- What the exercise asks:
Pick every line from the data below that contains the string "Страницы" and copy it.

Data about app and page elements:
============================================================

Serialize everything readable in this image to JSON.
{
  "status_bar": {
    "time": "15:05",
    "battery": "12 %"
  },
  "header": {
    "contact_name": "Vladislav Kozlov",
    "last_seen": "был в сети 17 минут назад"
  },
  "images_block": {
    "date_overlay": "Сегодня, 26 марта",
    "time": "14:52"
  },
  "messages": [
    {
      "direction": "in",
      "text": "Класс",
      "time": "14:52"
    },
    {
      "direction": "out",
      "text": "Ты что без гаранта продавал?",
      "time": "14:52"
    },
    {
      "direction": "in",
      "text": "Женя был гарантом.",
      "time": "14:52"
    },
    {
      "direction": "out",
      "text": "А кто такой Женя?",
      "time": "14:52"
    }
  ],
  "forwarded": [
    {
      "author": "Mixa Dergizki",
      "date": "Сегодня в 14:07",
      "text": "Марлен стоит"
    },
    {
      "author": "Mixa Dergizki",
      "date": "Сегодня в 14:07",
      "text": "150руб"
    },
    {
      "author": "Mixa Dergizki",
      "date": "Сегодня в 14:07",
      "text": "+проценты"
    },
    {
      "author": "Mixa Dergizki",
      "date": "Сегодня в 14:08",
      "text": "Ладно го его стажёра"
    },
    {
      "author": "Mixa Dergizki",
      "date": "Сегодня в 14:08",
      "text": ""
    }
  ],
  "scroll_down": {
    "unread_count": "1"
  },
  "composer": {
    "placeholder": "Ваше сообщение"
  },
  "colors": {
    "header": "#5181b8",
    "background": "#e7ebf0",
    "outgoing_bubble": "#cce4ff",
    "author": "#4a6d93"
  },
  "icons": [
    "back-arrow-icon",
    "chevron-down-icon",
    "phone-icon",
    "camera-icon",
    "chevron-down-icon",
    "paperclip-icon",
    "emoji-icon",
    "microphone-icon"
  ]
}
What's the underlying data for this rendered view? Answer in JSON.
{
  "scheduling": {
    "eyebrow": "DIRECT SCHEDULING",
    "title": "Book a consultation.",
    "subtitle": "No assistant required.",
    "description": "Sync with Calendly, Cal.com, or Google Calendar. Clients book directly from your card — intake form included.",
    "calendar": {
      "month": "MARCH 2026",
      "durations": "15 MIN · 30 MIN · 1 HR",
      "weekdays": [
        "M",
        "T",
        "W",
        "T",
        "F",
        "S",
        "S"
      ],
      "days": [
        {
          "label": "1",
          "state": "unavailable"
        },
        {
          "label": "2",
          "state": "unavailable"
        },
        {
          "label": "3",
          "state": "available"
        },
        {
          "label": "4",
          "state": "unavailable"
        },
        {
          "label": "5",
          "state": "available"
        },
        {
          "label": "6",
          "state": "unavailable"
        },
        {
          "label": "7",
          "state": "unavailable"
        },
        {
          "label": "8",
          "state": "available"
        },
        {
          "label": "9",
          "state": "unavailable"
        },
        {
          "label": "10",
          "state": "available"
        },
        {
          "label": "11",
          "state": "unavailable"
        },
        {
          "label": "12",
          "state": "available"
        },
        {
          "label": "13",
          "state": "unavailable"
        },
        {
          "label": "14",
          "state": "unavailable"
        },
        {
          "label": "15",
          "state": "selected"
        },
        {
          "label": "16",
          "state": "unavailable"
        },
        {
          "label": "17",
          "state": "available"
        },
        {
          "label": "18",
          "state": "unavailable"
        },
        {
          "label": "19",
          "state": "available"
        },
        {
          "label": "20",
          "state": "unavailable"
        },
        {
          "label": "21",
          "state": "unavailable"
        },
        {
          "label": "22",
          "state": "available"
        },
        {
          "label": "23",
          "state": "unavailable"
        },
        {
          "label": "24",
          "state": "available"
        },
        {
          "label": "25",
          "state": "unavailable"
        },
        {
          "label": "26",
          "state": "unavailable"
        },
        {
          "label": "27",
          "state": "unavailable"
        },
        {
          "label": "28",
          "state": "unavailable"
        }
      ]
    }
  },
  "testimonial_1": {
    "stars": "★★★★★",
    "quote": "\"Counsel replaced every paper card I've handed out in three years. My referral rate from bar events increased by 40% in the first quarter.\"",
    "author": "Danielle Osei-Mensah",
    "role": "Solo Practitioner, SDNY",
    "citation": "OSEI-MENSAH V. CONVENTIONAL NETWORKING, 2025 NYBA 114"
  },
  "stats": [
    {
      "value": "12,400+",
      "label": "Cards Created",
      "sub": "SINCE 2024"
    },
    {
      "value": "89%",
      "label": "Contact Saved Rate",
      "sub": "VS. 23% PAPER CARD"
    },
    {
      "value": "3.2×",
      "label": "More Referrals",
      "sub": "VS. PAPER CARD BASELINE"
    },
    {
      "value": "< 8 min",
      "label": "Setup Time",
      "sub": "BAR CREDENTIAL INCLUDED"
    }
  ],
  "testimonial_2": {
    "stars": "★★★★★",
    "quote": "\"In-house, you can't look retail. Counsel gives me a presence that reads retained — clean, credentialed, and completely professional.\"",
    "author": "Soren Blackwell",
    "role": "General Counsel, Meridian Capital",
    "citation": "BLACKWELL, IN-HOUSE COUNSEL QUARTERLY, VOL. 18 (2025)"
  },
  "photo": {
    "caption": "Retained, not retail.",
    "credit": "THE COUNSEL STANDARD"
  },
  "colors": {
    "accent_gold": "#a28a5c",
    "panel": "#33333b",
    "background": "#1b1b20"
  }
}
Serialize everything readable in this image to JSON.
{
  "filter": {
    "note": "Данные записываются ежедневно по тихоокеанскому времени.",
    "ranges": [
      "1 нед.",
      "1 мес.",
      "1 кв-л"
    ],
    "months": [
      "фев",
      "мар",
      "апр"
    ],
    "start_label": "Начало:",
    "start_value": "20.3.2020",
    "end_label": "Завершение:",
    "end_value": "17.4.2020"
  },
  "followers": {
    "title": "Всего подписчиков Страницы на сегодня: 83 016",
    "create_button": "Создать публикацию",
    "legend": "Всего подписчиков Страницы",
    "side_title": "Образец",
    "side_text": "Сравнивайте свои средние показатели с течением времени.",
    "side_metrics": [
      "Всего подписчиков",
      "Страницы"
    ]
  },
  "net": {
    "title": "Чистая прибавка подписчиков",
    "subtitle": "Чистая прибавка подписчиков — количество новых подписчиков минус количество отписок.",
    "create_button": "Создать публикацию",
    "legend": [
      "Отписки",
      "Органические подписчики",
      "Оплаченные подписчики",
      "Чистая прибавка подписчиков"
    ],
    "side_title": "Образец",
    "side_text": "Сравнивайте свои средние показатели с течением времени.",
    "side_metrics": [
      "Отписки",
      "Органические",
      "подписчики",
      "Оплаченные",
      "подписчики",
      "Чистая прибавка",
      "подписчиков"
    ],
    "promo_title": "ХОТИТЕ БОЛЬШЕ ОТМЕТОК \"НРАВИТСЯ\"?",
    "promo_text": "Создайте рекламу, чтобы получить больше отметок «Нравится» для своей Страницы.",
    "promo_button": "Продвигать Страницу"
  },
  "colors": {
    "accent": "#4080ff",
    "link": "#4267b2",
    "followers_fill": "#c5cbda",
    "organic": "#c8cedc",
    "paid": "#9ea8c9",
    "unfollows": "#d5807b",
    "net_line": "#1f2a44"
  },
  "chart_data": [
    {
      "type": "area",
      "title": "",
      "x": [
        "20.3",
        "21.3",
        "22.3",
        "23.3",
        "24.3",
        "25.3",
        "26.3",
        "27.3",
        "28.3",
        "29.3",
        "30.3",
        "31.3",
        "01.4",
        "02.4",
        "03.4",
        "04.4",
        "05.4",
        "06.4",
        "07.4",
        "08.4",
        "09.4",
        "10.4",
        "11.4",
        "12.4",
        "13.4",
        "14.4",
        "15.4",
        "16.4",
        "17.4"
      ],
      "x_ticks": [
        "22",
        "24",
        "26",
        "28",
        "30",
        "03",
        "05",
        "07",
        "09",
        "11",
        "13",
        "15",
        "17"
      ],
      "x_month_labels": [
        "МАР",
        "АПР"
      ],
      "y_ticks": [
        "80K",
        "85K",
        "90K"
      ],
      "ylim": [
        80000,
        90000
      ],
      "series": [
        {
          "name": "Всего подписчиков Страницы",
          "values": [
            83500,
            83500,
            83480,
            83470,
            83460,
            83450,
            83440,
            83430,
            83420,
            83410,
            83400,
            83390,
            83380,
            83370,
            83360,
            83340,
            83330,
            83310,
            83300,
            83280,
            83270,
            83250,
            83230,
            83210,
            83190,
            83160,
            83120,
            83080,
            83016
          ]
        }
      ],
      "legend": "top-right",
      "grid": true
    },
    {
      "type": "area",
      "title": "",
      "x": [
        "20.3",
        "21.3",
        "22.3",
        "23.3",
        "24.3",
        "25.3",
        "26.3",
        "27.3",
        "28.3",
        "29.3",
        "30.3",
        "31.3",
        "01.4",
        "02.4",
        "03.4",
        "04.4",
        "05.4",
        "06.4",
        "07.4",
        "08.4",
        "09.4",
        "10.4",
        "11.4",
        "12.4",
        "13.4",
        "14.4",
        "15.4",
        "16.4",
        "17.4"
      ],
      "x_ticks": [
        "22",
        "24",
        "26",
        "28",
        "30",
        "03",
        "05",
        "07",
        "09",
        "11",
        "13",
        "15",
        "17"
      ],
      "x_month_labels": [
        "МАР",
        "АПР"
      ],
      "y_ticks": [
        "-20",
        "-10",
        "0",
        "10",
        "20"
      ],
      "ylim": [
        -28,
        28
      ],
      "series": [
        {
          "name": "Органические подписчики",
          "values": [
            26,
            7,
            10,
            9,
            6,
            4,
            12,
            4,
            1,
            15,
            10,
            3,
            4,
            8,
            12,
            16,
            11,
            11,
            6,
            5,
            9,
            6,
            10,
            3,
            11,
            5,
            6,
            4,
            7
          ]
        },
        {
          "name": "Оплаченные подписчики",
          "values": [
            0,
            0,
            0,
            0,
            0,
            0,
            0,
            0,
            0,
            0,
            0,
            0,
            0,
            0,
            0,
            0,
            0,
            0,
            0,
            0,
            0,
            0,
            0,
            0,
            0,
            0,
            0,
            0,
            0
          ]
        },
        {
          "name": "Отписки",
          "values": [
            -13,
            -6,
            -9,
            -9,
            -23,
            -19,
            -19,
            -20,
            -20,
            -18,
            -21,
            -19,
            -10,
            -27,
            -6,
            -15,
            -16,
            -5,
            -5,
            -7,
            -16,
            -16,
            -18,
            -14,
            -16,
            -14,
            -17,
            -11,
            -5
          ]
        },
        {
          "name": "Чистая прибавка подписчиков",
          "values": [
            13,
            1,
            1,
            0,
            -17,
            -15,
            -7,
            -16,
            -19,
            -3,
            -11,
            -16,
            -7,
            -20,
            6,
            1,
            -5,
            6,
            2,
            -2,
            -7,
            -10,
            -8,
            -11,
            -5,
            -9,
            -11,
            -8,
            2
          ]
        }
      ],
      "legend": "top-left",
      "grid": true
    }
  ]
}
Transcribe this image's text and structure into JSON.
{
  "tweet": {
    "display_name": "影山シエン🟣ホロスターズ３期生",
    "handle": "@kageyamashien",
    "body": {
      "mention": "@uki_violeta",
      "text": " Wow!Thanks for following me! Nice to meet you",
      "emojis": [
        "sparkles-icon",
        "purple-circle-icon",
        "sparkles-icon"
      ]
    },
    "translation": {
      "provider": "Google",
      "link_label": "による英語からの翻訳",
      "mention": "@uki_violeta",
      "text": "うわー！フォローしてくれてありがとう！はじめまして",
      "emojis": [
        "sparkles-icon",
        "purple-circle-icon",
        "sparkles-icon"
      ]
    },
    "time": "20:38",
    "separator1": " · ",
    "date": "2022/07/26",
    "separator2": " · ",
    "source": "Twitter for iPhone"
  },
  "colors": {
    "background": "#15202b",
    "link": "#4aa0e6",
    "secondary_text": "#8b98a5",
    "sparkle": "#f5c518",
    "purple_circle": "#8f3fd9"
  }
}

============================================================

- Exercise solution:
    "title": "Всего подписчиков Страницы на сегодня: 83 016",
    "legend": "Всего подписчиков Страницы",
      "Страницы"
    "promo_text": "Создайте рекламу, чтобы получить больше отметок «Нравится» для своей Страницы.",
          "name": "Всего подписчиков Страницы",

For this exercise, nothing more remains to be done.